── Extracted records
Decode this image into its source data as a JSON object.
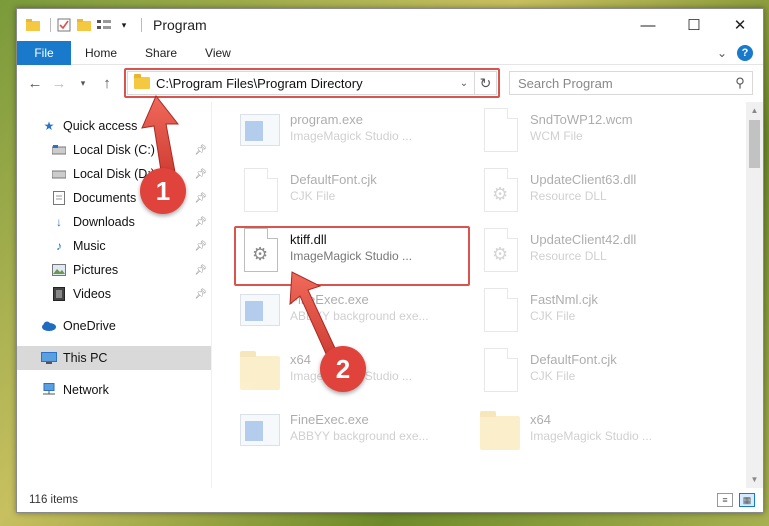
{
  "window": {
    "title": "Program",
    "controls": {
      "minimize": "—",
      "maximize": "☐",
      "close": "✕"
    }
  },
  "ribbon": {
    "tabs": [
      "File",
      "Home",
      "Share",
      "View"
    ]
  },
  "address_bar": {
    "path": "C:\\Program Files\\Program Directory",
    "search_placeholder": "Search Program"
  },
  "sidebar": {
    "items": [
      {
        "label": "Quick access",
        "icon": "star-icon"
      },
      {
        "label": "Local Disk (C:)",
        "icon": "drive-icon",
        "pinned": true
      },
      {
        "label": "Local Disk (D:)",
        "icon": "drive-icon",
        "pinned": true
      },
      {
        "label": "Documents",
        "icon": "documents-icon",
        "pinned": true
      },
      {
        "label": "Downloads",
        "icon": "download-icon",
        "pinned": true
      },
      {
        "label": "Music",
        "icon": "music-icon",
        "pinned": true
      },
      {
        "label": "Pictures",
        "icon": "pictures-icon",
        "pinned": true
      },
      {
        "label": "Videos",
        "icon": "videos-icon",
        "pinned": true
      },
      {
        "label": "OneDrive",
        "icon": "cloud-icon"
      },
      {
        "label": "This PC",
        "icon": "pc-icon",
        "selected": true
      },
      {
        "label": "Network",
        "icon": "network-icon"
      }
    ]
  },
  "files": [
    {
      "name": "program.exe",
      "type": "ImageMagick Studio ...",
      "icon": "app"
    },
    {
      "name": "SndToWP12.wcm",
      "type": "WCM File",
      "icon": "doc"
    },
    {
      "name": "DefaultFont.cjk",
      "type": "CJK File",
      "icon": "doc"
    },
    {
      "name": "UpdateClient63.dll",
      "type": "Resource DLL",
      "icon": "dll"
    },
    {
      "name": "ktiff.dll",
      "type": "ImageMagick Studio ...",
      "icon": "dll"
    },
    {
      "name": "UpdateClient42.dll",
      "type": "Resource DLL",
      "icon": "dll"
    },
    {
      "name": "FineExec.exe",
      "type": "ABBYY background exe...",
      "icon": "app"
    },
    {
      "name": "FastNml.cjk",
      "type": "CJK File",
      "icon": "doc"
    },
    {
      "name": "x64",
      "type": "ImageMagick Studio ...",
      "icon": "folder"
    },
    {
      "name": "DefaultFont.cjk",
      "type": "CJK File",
      "icon": "doc"
    },
    {
      "name": "FineExec.exe",
      "type": "ABBYY background exe...",
      "icon": "app"
    },
    {
      "name": "x64",
      "type": "ImageMagick Studio ...",
      "icon": "folder"
    }
  ],
  "status": {
    "item_count": "116 items"
  },
  "annotations": {
    "step1": "1",
    "step2": "2"
  },
  "colors": {
    "accent": "#1979ca",
    "highlight_red": "#d9534f",
    "badge_red": "#e0433b"
  }
}
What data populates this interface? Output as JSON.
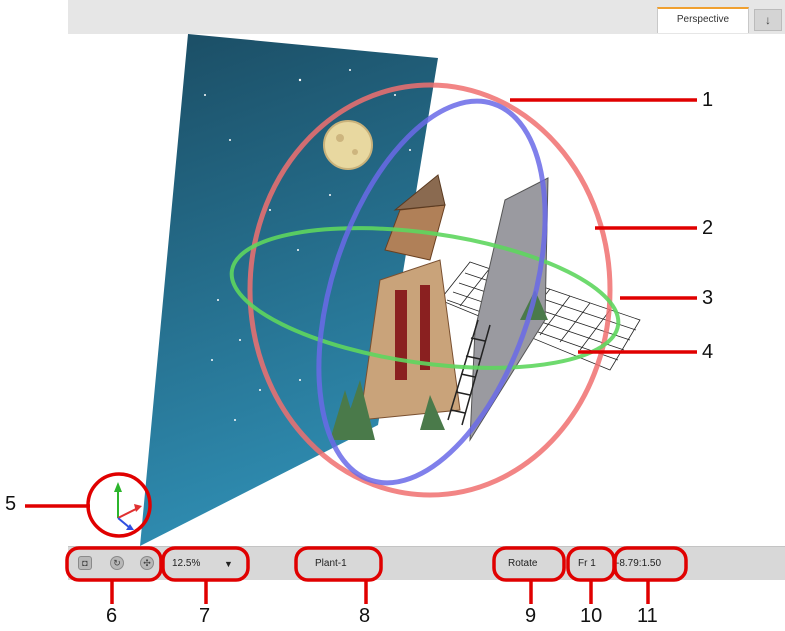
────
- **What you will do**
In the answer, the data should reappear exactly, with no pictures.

- **Answer to this task**
Decode this image into its source data as a JSON object.
{
  "window": {
    "title": "Program",
    "controls": {
      "minimize": "—",
      "maximize": "☐",
      "close": "✕"
    }
  },
  "ribbon": {
    "tabs": [
      "File",
      "Home",
      "Share",
      "View"
    ]
  },
  "address_bar": {
    "path": "C:\\Program Files\\Program Directory",
    "search_placeholder": "Search Program"
  },
  "sidebar": {
    "items": [
      {
        "label": "Quick access",
        "icon": "star-icon"
      },
      {
        "label": "Local Disk (C:)",
        "icon": "drive-icon",
        "pinned": true
      },
      {
        "label": "Local Disk (D:)",
        "icon": "drive-icon",
        "pinned": true
      },
      {
        "label": "Documents",
        "icon": "documents-icon",
        "pinned": true
      },
      {
        "label": "Downloads",
        "icon": "download-icon",
        "pinned": true
      },
      {
        "label": "Music",
        "icon": "music-icon",
        "pinned": true
      },
      {
        "label": "Pictures",
        "icon": "pictures-icon",
        "pinned": true
      },
      {
        "label": "Videos",
        "icon": "videos-icon",
        "pinned": true
      },
      {
        "label": "OneDrive",
        "icon": "cloud-icon"
      },
      {
        "label": "This PC",
        "icon": "pc-icon",
        "selected": true
      },
      {
        "label": "Network",
        "icon": "network-icon"
      }
    ]
  },
  "files": [
    {
      "name": "program.exe",
      "type": "ImageMagick Studio ...",
      "icon": "app"
    },
    {
      "name": "SndToWP12.wcm",
      "type": "WCM File",
      "icon": "doc"
    },
    {
      "name": "DefaultFont.cjk",
      "type": "CJK File",
      "icon": "doc"
    },
    {
      "name": "UpdateClient63.dll",
      "type": "Resource DLL",
      "icon": "dll"
    },
    {
      "name": "ktiff.dll",
      "type": "ImageMagick Studio ...",
      "icon": "dll"
    },
    {
      "name": "UpdateClient42.dll",
      "type": "Resource DLL",
      "icon": "dll"
    },
    {
      "name": "FineExec.exe",
      "type": "ABBYY background exe...",
      "icon": "app"
    },
    {
      "name": "FastNml.cjk",
      "type": "CJK File",
      "icon": "doc"
    },
    {
      "name": "x64",
      "type": "ImageMagick Studio ...",
      "icon": "folder"
    },
    {
      "name": "DefaultFont.cjk",
      "type": "CJK File",
      "icon": "doc"
    },
    {
      "name": "FineExec.exe",
      "type": "ABBYY background exe...",
      "icon": "app"
    },
    {
      "name": "x64",
      "type": "ImageMagick Studio ...",
      "icon": "folder"
    }
  ],
  "status": {
    "item_count": "116 items"
  },
  "annotations": {
    "step1": "1",
    "step2": "2"
  },
  "colors": {
    "accent": "#1979ca",
    "highlight_red": "#d9534f",
    "badge_red": "#e0433b"
  }
}
What data populates this interface? Output as JSON.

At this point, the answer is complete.